▽

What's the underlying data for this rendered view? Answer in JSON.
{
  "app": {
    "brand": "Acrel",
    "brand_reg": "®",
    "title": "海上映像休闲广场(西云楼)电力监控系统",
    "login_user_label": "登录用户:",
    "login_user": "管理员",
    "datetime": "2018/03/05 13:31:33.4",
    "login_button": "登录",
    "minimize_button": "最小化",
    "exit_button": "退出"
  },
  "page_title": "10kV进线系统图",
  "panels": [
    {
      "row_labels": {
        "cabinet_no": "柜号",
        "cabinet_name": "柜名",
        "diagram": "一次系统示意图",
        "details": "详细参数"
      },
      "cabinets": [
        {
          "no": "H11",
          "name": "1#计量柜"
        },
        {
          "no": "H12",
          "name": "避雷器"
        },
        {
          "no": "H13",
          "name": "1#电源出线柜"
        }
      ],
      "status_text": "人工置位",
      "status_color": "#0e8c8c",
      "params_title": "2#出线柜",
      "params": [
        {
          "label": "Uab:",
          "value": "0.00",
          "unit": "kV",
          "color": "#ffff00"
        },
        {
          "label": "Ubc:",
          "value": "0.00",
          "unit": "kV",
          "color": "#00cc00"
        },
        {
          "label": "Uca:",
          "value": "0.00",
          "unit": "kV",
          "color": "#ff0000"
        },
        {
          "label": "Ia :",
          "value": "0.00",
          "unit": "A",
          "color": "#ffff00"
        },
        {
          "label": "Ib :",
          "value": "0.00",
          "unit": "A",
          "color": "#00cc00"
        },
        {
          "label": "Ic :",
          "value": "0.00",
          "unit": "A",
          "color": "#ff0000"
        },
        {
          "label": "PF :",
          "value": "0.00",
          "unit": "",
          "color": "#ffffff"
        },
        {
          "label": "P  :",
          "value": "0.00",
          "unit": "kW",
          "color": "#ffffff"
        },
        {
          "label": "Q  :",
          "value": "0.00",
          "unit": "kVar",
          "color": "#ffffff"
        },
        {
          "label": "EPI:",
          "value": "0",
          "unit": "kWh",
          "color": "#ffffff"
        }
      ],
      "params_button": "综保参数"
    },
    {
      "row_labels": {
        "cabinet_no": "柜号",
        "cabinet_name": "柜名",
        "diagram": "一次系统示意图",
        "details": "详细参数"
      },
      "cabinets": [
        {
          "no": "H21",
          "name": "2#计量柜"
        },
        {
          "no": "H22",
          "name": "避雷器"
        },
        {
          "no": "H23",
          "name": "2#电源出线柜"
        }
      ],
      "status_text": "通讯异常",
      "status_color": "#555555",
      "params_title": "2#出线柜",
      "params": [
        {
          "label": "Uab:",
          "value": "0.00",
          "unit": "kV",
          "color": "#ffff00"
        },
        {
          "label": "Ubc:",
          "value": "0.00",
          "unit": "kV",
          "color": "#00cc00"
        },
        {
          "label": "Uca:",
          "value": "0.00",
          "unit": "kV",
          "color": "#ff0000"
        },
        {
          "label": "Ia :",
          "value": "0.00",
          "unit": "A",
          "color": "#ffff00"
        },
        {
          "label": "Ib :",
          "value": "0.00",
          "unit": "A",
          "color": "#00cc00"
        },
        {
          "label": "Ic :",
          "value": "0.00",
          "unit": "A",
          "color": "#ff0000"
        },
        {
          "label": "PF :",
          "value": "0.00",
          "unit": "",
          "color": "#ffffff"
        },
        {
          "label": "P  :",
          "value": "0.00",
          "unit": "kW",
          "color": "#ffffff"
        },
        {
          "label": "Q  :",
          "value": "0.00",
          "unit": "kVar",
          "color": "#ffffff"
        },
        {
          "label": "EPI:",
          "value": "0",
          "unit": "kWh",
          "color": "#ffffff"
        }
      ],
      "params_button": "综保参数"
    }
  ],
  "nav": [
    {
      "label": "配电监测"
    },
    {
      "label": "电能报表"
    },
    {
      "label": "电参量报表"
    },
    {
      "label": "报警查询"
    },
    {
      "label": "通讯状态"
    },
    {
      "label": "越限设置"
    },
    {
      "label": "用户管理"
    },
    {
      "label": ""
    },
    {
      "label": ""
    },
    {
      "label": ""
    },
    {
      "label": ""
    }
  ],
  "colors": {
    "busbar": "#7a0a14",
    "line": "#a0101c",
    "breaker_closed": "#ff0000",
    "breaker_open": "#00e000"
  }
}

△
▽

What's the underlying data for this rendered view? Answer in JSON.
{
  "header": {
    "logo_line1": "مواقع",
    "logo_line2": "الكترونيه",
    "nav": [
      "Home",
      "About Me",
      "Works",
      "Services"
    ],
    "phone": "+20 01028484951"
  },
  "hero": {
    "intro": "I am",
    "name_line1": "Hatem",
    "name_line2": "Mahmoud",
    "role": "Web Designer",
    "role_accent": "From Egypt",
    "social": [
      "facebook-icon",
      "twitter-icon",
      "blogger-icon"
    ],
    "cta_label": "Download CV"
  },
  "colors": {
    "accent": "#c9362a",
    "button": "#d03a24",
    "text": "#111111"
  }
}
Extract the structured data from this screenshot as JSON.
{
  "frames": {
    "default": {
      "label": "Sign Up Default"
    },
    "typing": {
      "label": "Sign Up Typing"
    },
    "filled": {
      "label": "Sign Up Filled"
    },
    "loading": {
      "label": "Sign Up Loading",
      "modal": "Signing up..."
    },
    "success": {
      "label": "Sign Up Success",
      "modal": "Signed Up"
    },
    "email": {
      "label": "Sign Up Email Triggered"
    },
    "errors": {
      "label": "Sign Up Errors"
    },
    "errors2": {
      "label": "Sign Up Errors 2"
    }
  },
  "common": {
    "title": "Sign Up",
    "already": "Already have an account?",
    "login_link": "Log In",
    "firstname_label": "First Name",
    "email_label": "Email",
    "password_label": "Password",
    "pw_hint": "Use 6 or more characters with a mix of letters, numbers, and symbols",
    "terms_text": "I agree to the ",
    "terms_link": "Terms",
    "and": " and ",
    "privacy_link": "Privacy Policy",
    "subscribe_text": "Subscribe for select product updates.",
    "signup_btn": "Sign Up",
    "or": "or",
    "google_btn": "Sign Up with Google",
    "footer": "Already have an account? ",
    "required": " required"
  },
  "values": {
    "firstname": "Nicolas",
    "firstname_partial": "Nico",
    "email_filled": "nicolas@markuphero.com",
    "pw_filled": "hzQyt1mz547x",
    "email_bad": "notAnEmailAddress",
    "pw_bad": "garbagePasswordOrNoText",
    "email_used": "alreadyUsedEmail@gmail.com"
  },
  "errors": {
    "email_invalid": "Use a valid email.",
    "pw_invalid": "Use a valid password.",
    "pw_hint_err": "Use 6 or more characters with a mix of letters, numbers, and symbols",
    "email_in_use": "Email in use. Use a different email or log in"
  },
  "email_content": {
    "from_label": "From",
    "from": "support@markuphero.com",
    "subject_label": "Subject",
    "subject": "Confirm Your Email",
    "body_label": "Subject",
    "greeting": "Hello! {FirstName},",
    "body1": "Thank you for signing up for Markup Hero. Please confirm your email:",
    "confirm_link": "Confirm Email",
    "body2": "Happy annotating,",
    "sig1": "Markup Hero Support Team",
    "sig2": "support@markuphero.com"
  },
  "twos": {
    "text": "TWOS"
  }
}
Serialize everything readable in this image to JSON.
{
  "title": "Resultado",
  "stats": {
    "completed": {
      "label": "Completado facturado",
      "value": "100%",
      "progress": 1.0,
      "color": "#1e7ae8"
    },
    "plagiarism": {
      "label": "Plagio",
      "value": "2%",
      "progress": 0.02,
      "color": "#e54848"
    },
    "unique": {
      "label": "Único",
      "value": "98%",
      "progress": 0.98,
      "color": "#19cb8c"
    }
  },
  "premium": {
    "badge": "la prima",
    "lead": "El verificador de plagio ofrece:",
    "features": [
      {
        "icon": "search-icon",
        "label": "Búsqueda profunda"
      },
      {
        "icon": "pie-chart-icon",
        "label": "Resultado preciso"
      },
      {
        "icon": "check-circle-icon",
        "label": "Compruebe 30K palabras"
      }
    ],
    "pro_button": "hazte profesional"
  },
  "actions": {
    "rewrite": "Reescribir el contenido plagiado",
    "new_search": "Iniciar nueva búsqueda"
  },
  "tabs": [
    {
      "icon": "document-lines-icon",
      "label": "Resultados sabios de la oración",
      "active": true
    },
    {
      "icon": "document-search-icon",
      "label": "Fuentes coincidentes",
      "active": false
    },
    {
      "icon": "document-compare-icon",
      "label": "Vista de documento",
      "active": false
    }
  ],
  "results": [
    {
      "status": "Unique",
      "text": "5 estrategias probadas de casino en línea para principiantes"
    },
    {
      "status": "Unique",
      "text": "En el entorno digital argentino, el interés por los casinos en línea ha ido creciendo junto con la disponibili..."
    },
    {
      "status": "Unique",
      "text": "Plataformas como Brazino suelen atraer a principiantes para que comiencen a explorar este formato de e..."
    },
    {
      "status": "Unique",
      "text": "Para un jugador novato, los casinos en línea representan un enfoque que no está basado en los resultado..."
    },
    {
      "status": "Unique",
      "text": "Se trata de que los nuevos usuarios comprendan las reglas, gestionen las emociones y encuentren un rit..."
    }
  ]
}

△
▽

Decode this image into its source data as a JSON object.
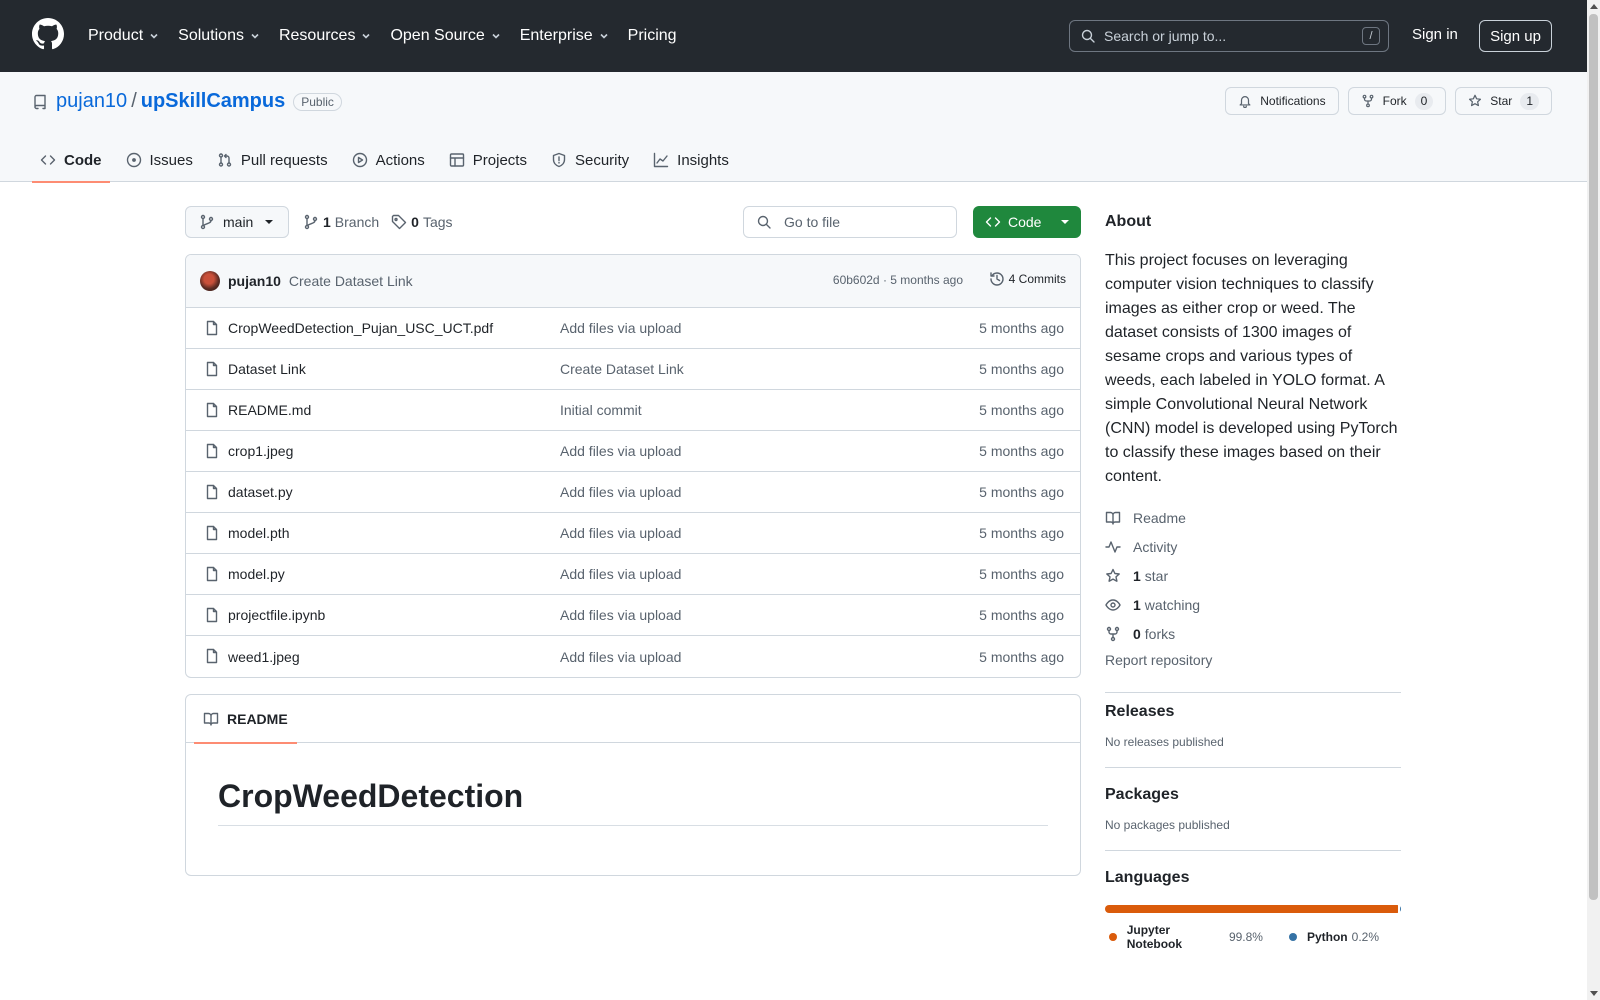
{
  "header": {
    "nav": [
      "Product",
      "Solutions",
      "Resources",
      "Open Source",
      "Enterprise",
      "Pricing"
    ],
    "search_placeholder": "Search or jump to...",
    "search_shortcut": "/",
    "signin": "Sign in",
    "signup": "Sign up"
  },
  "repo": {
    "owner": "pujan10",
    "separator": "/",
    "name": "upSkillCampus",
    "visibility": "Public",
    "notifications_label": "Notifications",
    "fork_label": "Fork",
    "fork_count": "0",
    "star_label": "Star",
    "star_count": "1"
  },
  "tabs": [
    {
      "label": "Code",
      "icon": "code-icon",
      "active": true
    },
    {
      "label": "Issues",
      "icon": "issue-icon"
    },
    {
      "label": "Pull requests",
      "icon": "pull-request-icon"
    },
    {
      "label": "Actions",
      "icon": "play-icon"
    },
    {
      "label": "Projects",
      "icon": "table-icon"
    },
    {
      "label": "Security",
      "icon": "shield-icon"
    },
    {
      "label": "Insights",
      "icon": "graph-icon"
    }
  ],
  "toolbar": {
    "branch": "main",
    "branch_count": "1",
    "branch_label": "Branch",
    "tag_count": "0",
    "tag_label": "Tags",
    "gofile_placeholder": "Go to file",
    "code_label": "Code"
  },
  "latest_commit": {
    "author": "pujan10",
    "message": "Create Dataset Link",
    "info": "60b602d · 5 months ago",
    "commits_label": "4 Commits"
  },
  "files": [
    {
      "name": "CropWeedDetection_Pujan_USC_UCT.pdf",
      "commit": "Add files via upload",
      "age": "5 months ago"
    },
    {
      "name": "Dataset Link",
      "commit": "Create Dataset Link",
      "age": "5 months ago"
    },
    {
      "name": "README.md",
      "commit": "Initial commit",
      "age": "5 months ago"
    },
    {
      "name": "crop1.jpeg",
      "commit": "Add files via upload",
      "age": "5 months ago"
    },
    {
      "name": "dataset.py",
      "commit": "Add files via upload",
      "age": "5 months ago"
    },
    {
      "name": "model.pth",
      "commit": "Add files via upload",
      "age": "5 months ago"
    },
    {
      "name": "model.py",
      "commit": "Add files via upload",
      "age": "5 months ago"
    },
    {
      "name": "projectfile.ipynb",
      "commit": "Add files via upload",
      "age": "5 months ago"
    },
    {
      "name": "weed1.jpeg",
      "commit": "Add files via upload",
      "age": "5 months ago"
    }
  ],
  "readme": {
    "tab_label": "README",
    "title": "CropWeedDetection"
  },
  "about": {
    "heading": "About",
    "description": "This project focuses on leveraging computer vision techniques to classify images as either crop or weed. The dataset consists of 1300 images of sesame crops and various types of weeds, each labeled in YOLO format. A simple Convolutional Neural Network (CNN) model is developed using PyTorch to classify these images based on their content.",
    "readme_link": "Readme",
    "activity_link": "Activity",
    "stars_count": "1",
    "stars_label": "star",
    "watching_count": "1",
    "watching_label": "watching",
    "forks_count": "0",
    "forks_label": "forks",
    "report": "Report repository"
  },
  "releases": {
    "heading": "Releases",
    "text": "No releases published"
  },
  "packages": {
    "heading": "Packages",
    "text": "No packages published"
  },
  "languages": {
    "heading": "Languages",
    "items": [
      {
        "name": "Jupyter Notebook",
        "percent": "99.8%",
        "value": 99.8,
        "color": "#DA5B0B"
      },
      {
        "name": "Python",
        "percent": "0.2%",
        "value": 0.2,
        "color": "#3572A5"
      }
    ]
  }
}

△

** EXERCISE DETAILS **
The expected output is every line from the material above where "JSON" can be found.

** OUTPUT FOR THIS EXERCISE **
What's the underlying data for this rendered view? Answer in JSON.
What's the underlying data for this rendered view? Answer in JSON.
Extract the structured data from this screenshot as JSON.
Serialize everything readable in this image to JSON.
Decode this image into its source data as a JSON object.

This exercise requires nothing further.